**Required work:** Give back every record verbatim, but not the pictures.

**Data extracted from a collection:**

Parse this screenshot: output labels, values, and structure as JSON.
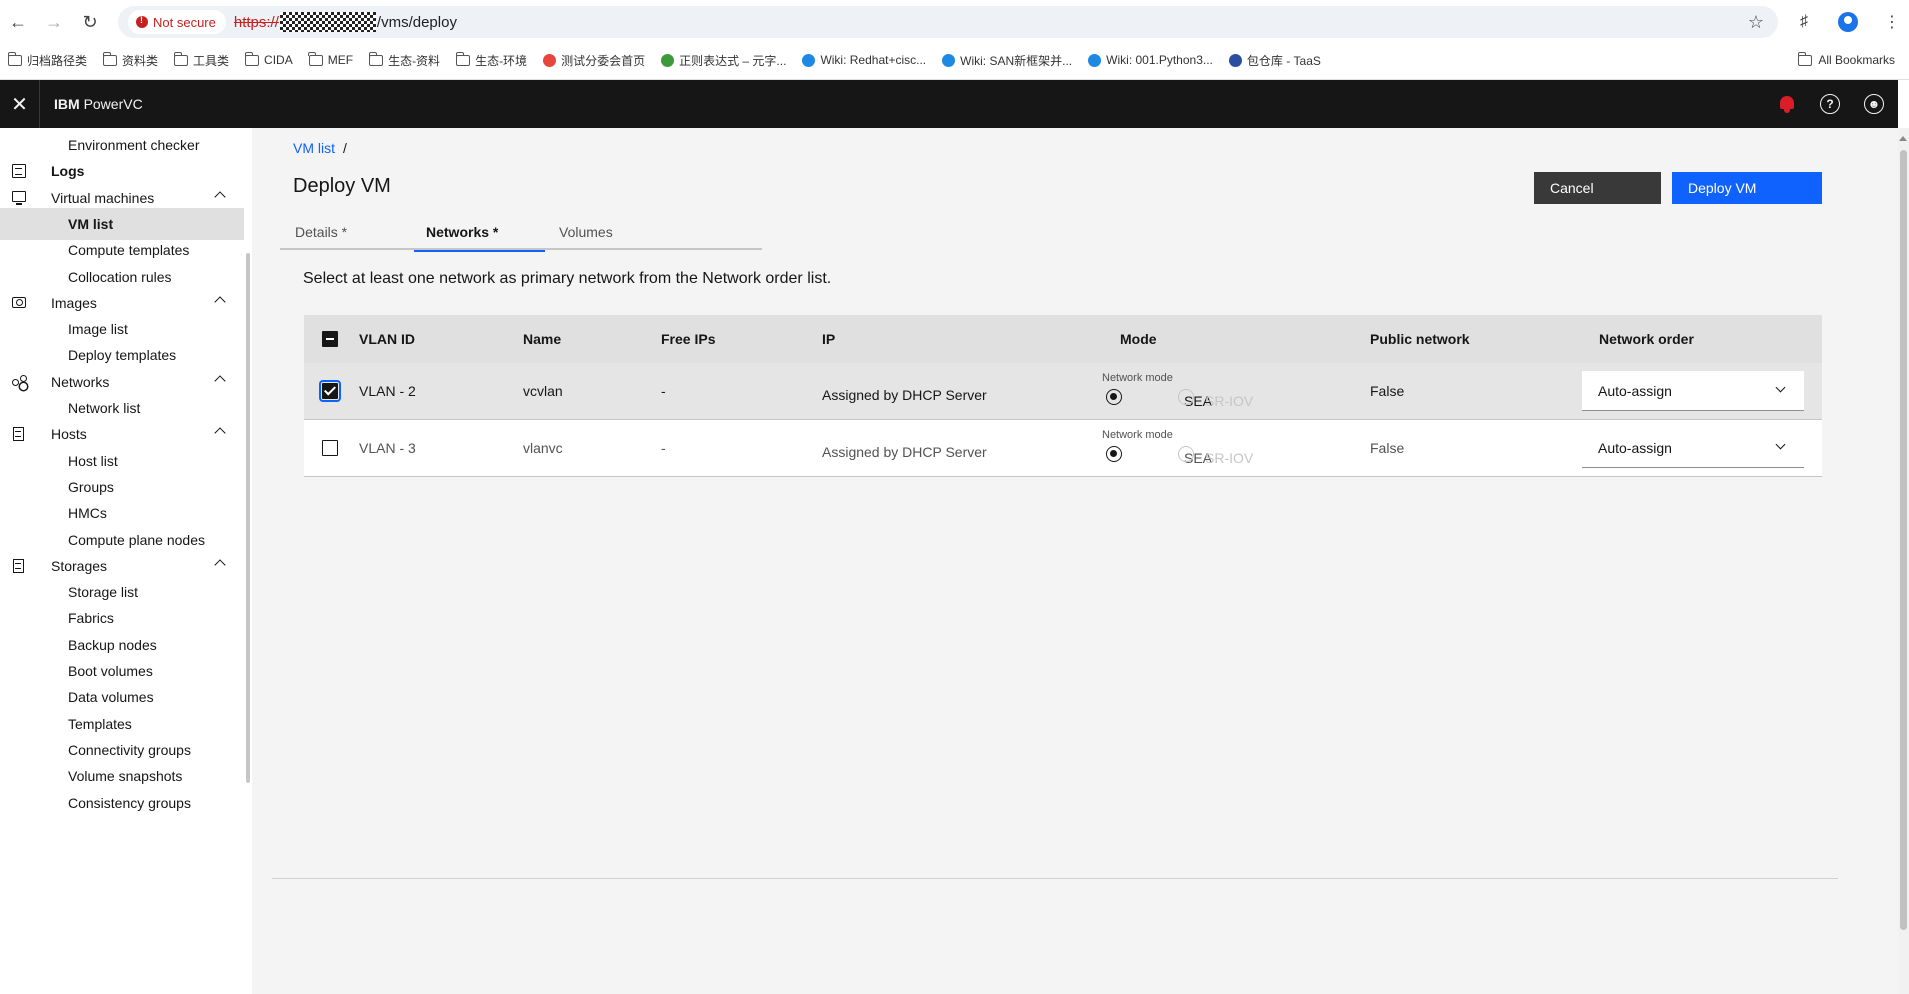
{
  "browser": {
    "security_label": "Not secure",
    "url_scheme": "https://",
    "url_path": "/vms/deploy",
    "bookmarks": [
      {
        "label": "归档路径类",
        "type": "folder"
      },
      {
        "label": "资料类",
        "type": "folder"
      },
      {
        "label": "工具类",
        "type": "folder"
      },
      {
        "label": "CIDA",
        "type": "folder"
      },
      {
        "label": "MEF",
        "type": "folder"
      },
      {
        "label": "生态-资料",
        "type": "folder"
      },
      {
        "label": "生态-环境",
        "type": "folder"
      },
      {
        "label": "测试分委会首页",
        "type": "site",
        "color": "#e8453c"
      },
      {
        "label": "正则表达式 – 元字...",
        "type": "site",
        "color": "#3c9a3c"
      },
      {
        "label": "Wiki: Redhat+cisc...",
        "type": "site",
        "color": "#1e88e5"
      },
      {
        "label": "Wiki: SAN新框架并...",
        "type": "site",
        "color": "#1e88e5"
      },
      {
        "label": "Wiki: 001.Python3...",
        "type": "site",
        "color": "#1e88e5"
      },
      {
        "label": "包仓库 - TaaS",
        "type": "site",
        "color": "#2b4fa0"
      }
    ],
    "all_bookmarks": "All Bookmarks"
  },
  "header": {
    "brand_ibm": "IBM",
    "brand_product": "PowerVC"
  },
  "sidebar": {
    "items": [
      {
        "label": "Environment checker",
        "level": "sub"
      },
      {
        "label": "Logs",
        "level": "top",
        "icon": "logs-icon"
      },
      {
        "label": "Virtual machines",
        "level": "cat",
        "icon": "monitor-icon"
      },
      {
        "label": "VM list",
        "level": "sub",
        "active": true
      },
      {
        "label": "Compute templates",
        "level": "sub"
      },
      {
        "label": "Collocation rules",
        "level": "sub"
      },
      {
        "label": "Images",
        "level": "cat",
        "icon": "camera-icon"
      },
      {
        "label": "Image list",
        "level": "sub"
      },
      {
        "label": "Deploy templates",
        "level": "sub"
      },
      {
        "label": "Networks",
        "level": "cat",
        "icon": "network-icon"
      },
      {
        "label": "Network list",
        "level": "sub"
      },
      {
        "label": "Hosts",
        "level": "cat",
        "icon": "server-icon"
      },
      {
        "label": "Host list",
        "level": "sub"
      },
      {
        "label": "Groups",
        "level": "sub"
      },
      {
        "label": "HMCs",
        "level": "sub"
      },
      {
        "label": "Compute plane nodes",
        "level": "sub"
      },
      {
        "label": "Storages",
        "level": "cat",
        "icon": "storage-icon"
      },
      {
        "label": "Storage list",
        "level": "sub"
      },
      {
        "label": "Fabrics",
        "level": "sub"
      },
      {
        "label": "Backup nodes",
        "level": "sub"
      },
      {
        "label": "Boot volumes",
        "level": "sub"
      },
      {
        "label": "Data volumes",
        "level": "sub"
      },
      {
        "label": "Templates",
        "level": "sub"
      },
      {
        "label": "Connectivity groups",
        "level": "sub"
      },
      {
        "label": "Volume snapshots",
        "level": "sub"
      },
      {
        "label": "Consistency groups",
        "level": "sub"
      }
    ]
  },
  "main": {
    "breadcrumb_link": "VM list",
    "breadcrumb_sep": "/",
    "title": "Deploy VM",
    "cancel_label": "Cancel",
    "deploy_label": "Deploy VM",
    "tabs": [
      {
        "label": "Details *"
      },
      {
        "label": "Networks *",
        "active": true
      },
      {
        "label": "Volumes"
      }
    ],
    "instruction": "Select at least one network as primary network from the Network order list.",
    "table": {
      "columns": [
        "VLAN ID",
        "Name",
        "Free IPs",
        "IP",
        "Mode",
        "Public network",
        "Network order"
      ],
      "rows": [
        {
          "vlan": "VLAN - 2",
          "name": "vcvlan",
          "free_ips": "-",
          "ip": "Assigned by DHCP Server",
          "mode_label": "Network mode",
          "mode_opt1": "SEA",
          "mode_opt2": "SR-IOV",
          "public": "False",
          "order": "Auto-assign",
          "checked": true
        },
        {
          "vlan": "VLAN - 3",
          "name": "vlanvc",
          "free_ips": "-",
          "ip": "Assigned by DHCP Server",
          "mode_label": "Network mode",
          "mode_opt1": "SEA",
          "mode_opt2": "SR-IOV",
          "public": "False",
          "order": "Auto-assign",
          "checked": false
        }
      ]
    }
  },
  "colors": {
    "header_bg": "#161616",
    "primary": "#0f62fe",
    "alert": "#da1e28",
    "page_bg": "#f4f4f4"
  }
}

**Task result:**
Parse this screenshot: output labels, values, and structure as JSON.
{
  "browser": {
    "security_label": "Not secure",
    "url_scheme": "https://",
    "url_path": "/vms/deploy",
    "bookmarks": [
      {
        "label": "归档路径类",
        "type": "folder"
      },
      {
        "label": "资料类",
        "type": "folder"
      },
      {
        "label": "工具类",
        "type": "folder"
      },
      {
        "label": "CIDA",
        "type": "folder"
      },
      {
        "label": "MEF",
        "type": "folder"
      },
      {
        "label": "生态-资料",
        "type": "folder"
      },
      {
        "label": "生态-环境",
        "type": "folder"
      },
      {
        "label": "测试分委会首页",
        "type": "site",
        "color": "#e8453c"
      },
      {
        "label": "正则表达式 – 元字...",
        "type": "site",
        "color": "#3c9a3c"
      },
      {
        "label": "Wiki: Redhat+cisc...",
        "type": "site",
        "color": "#1e88e5"
      },
      {
        "label": "Wiki: SAN新框架并...",
        "type": "site",
        "color": "#1e88e5"
      },
      {
        "label": "Wiki: 001.Python3...",
        "type": "site",
        "color": "#1e88e5"
      },
      {
        "label": "包仓库 - TaaS",
        "type": "site",
        "color": "#2b4fa0"
      }
    ],
    "all_bookmarks": "All Bookmarks"
  },
  "header": {
    "brand_ibm": "IBM",
    "brand_product": "PowerVC"
  },
  "sidebar": {
    "items": [
      {
        "label": "Environment checker",
        "level": "sub"
      },
      {
        "label": "Logs",
        "level": "top",
        "icon": "logs-icon"
      },
      {
        "label": "Virtual machines",
        "level": "cat",
        "icon": "monitor-icon"
      },
      {
        "label": "VM list",
        "level": "sub",
        "active": true
      },
      {
        "label": "Compute templates",
        "level": "sub"
      },
      {
        "label": "Collocation rules",
        "level": "sub"
      },
      {
        "label": "Images",
        "level": "cat",
        "icon": "camera-icon"
      },
      {
        "label": "Image list",
        "level": "sub"
      },
      {
        "label": "Deploy templates",
        "level": "sub"
      },
      {
        "label": "Networks",
        "level": "cat",
        "icon": "network-icon"
      },
      {
        "label": "Network list",
        "level": "sub"
      },
      {
        "label": "Hosts",
        "level": "cat",
        "icon": "server-icon"
      },
      {
        "label": "Host list",
        "level": "sub"
      },
      {
        "label": "Groups",
        "level": "sub"
      },
      {
        "label": "HMCs",
        "level": "sub"
      },
      {
        "label": "Compute plane nodes",
        "level": "sub"
      },
      {
        "label": "Storages",
        "level": "cat",
        "icon": "storage-icon"
      },
      {
        "label": "Storage list",
        "level": "sub"
      },
      {
        "label": "Fabrics",
        "level": "sub"
      },
      {
        "label": "Backup nodes",
        "level": "sub"
      },
      {
        "label": "Boot volumes",
        "level": "sub"
      },
      {
        "label": "Data volumes",
        "level": "sub"
      },
      {
        "label": "Templates",
        "level": "sub"
      },
      {
        "label": "Connectivity groups",
        "level": "sub"
      },
      {
        "label": "Volume snapshots",
        "level": "sub"
      },
      {
        "label": "Consistency groups",
        "level": "sub"
      }
    ]
  },
  "main": {
    "breadcrumb_link": "VM list",
    "breadcrumb_sep": "/",
    "title": "Deploy VM",
    "cancel_label": "Cancel",
    "deploy_label": "Deploy VM",
    "tabs": [
      {
        "label": "Details *"
      },
      {
        "label": "Networks *",
        "active": true
      },
      {
        "label": "Volumes"
      }
    ],
    "instruction": "Select at least one network as primary network from the Network order list.",
    "table": {
      "columns": [
        "VLAN ID",
        "Name",
        "Free IPs",
        "IP",
        "Mode",
        "Public network",
        "Network order"
      ],
      "rows": [
        {
          "vlan": "VLAN - 2",
          "name": "vcvlan",
          "free_ips": "-",
          "ip": "Assigned by DHCP Server",
          "mode_label": "Network mode",
          "mode_opt1": "SEA",
          "mode_opt2": "SR-IOV",
          "public": "False",
          "order": "Auto-assign",
          "checked": true
        },
        {
          "vlan": "VLAN - 3",
          "name": "vlanvc",
          "free_ips": "-",
          "ip": "Assigned by DHCP Server",
          "mode_label": "Network mode",
          "mode_opt1": "SEA",
          "mode_opt2": "SR-IOV",
          "public": "False",
          "order": "Auto-assign",
          "checked": false
        }
      ]
    }
  },
  "colors": {
    "header_bg": "#161616",
    "primary": "#0f62fe",
    "alert": "#da1e28",
    "page_bg": "#f4f4f4"
  }
}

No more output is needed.